> Exercise aim:
In every line of the records, look for "this", then report how many lines have it and nothing else.

> Data to use:
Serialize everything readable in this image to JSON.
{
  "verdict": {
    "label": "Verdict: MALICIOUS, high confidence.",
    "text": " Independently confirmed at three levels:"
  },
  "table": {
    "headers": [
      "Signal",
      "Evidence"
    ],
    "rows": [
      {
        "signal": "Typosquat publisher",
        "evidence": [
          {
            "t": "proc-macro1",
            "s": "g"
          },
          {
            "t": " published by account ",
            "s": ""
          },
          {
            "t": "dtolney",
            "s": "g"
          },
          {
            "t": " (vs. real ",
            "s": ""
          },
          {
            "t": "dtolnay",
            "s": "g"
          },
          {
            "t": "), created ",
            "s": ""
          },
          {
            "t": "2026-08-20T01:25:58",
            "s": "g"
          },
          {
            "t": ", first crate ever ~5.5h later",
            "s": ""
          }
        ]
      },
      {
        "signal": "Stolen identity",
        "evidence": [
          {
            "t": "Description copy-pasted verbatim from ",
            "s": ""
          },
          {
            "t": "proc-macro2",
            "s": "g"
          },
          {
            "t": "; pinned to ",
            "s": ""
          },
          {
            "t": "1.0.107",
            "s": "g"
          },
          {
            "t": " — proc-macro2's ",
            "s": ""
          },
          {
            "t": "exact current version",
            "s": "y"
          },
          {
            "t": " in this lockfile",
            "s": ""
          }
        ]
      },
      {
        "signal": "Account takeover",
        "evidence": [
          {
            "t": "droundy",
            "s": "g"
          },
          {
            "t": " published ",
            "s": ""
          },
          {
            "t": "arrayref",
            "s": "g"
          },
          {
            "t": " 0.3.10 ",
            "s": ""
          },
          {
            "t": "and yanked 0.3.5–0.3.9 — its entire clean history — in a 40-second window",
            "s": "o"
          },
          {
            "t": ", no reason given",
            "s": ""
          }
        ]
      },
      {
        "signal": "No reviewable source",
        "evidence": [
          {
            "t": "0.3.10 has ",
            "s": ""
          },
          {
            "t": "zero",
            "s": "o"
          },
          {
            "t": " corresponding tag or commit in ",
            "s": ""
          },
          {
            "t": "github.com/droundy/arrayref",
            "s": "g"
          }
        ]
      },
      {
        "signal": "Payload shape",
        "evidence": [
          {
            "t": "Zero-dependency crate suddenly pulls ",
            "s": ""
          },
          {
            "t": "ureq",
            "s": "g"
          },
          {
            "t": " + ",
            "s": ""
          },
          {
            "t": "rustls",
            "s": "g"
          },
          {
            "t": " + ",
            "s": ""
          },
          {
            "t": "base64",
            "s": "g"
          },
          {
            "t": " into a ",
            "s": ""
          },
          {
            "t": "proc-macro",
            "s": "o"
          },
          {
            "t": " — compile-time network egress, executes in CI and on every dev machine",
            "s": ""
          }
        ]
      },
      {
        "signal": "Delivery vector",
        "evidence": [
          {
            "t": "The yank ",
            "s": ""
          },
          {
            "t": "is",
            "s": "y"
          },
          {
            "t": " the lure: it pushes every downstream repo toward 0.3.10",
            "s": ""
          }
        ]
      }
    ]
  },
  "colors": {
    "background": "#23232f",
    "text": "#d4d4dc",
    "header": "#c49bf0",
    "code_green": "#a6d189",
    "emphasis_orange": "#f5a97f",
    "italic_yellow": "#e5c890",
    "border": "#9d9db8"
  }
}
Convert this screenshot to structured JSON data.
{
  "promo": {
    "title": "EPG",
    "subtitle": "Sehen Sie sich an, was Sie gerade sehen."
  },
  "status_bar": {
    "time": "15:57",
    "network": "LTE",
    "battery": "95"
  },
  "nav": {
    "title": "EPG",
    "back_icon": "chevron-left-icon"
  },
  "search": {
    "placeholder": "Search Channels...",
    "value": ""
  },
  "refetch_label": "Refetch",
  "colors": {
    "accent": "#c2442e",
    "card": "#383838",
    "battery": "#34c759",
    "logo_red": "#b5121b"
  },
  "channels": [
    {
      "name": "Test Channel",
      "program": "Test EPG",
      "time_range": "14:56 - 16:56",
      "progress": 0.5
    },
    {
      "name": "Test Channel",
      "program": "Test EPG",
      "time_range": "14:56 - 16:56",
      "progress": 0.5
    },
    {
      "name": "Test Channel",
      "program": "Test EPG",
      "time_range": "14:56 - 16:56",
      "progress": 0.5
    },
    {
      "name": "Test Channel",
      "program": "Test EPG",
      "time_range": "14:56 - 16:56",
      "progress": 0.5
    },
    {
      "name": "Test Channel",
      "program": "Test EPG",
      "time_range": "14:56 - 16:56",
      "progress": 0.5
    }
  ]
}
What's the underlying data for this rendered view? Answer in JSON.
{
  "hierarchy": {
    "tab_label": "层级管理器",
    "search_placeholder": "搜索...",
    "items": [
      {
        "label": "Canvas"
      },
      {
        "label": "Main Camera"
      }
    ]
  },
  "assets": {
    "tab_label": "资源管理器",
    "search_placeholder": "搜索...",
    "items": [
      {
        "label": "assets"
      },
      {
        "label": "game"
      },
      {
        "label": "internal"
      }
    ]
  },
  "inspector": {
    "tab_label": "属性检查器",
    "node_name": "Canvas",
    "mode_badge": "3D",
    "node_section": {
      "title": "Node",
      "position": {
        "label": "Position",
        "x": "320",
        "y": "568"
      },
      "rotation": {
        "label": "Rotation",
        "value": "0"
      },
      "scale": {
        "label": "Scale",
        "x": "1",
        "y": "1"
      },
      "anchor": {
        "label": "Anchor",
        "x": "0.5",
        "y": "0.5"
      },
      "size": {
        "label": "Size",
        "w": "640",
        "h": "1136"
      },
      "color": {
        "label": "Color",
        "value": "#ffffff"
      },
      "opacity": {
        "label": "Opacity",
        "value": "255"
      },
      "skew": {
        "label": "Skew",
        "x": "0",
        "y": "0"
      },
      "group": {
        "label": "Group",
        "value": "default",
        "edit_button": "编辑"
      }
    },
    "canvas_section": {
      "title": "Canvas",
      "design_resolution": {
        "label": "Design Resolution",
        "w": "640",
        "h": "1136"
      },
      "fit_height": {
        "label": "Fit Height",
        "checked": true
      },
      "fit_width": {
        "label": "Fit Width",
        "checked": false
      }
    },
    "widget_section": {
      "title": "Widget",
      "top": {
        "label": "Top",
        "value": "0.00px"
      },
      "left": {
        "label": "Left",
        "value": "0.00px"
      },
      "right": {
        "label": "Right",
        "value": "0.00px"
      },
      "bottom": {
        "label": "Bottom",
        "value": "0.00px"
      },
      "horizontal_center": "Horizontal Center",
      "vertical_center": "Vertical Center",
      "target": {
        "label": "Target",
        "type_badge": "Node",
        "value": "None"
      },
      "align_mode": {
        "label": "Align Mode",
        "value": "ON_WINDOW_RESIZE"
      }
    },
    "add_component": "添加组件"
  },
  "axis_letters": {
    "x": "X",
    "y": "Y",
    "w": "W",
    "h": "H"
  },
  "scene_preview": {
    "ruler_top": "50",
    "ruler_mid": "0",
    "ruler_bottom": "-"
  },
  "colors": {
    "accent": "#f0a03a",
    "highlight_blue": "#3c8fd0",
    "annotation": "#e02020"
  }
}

> Response:
4